ASSIGNMENT: Could you copy every line of the data that contains "nameday"?
══ SOURCE RECORDS
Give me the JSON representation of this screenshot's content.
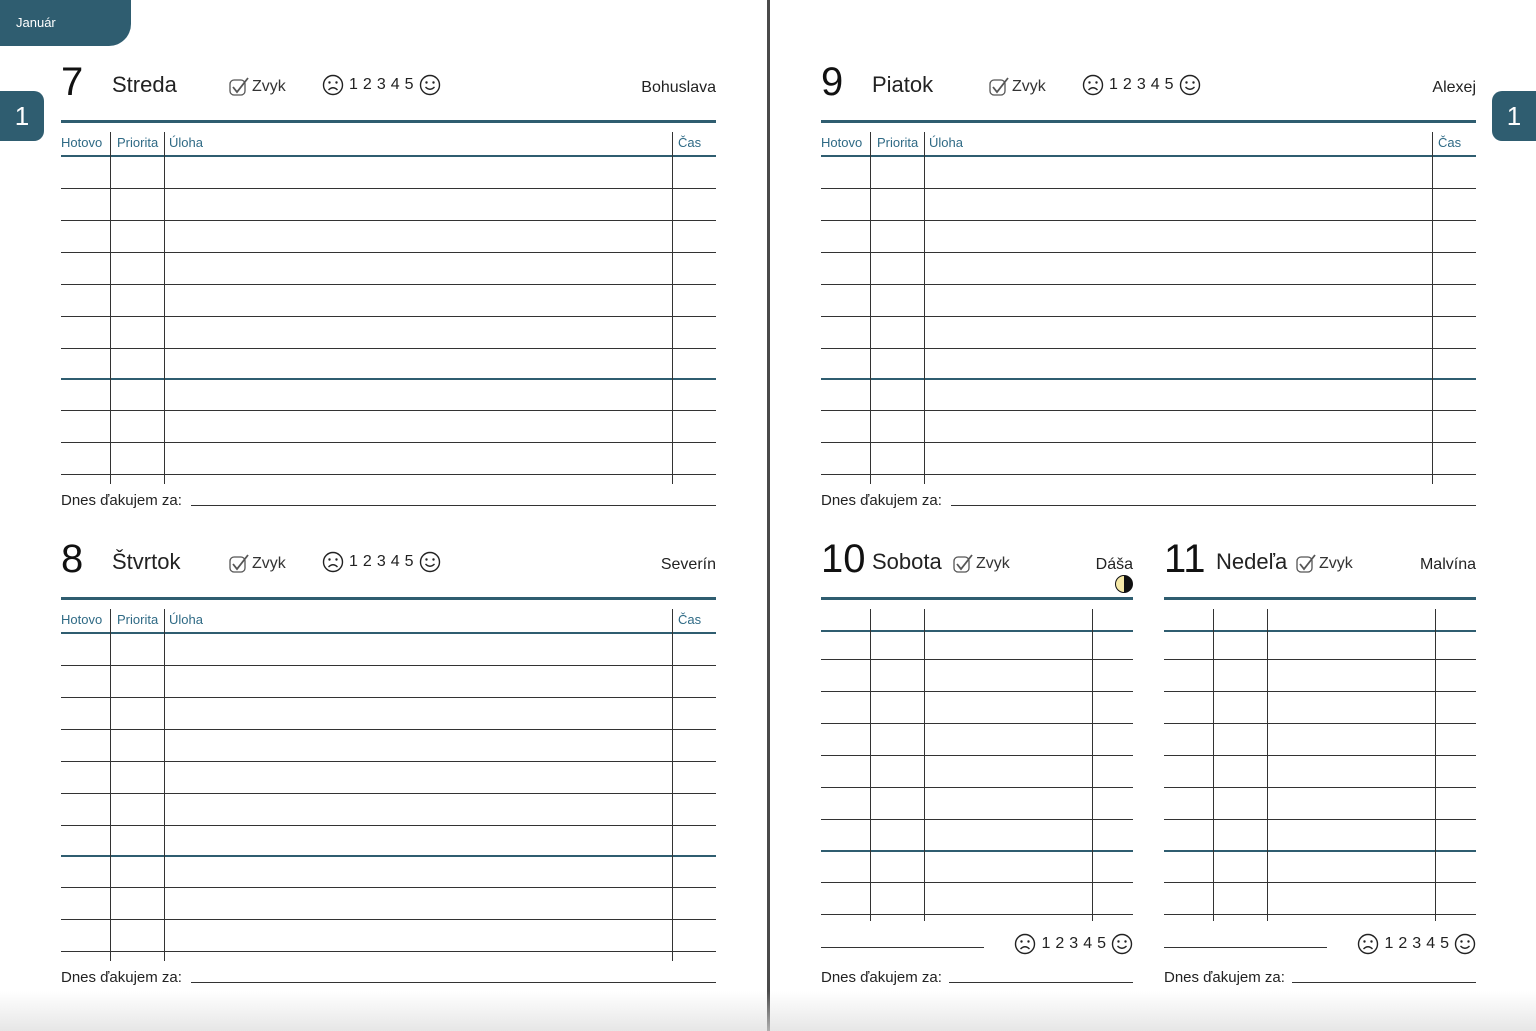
{
  "month_tab": "Január",
  "side_tab_left": "1",
  "side_tab_right": "1",
  "common": {
    "habit_label": "Zvyk",
    "mood_numbers": [
      "1",
      "2",
      "3",
      "4",
      "5"
    ],
    "col_done": "Hotovo",
    "col_priority": "Priorita",
    "col_task": "Úloha",
    "col_time": "Čas",
    "gratitude": "Dnes ďakujem za:"
  },
  "days": [
    {
      "num": "7",
      "name": "Streda",
      "nameday": "Bohuslava"
    },
    {
      "num": "8",
      "name": "Štvrtok",
      "nameday": "Severín"
    },
    {
      "num": "9",
      "name": "Piatok",
      "nameday": "Alexej"
    },
    {
      "num": "10",
      "name": "Sobota",
      "nameday": "Dáša"
    },
    {
      "num": "11",
      "name": "Nedeľa",
      "nameday": "Malvína"
    }
  ],
  "colors": {
    "accent": "#2f5d70",
    "header_text": "#2f6a85"
  }
}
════
EXERCISE OUTPUT:
      "nameday": "Bohuslava"
      "nameday": "Severín"
      "nameday": "Alexej"
      "nameday": "Dáša"
      "nameday": "Malvína"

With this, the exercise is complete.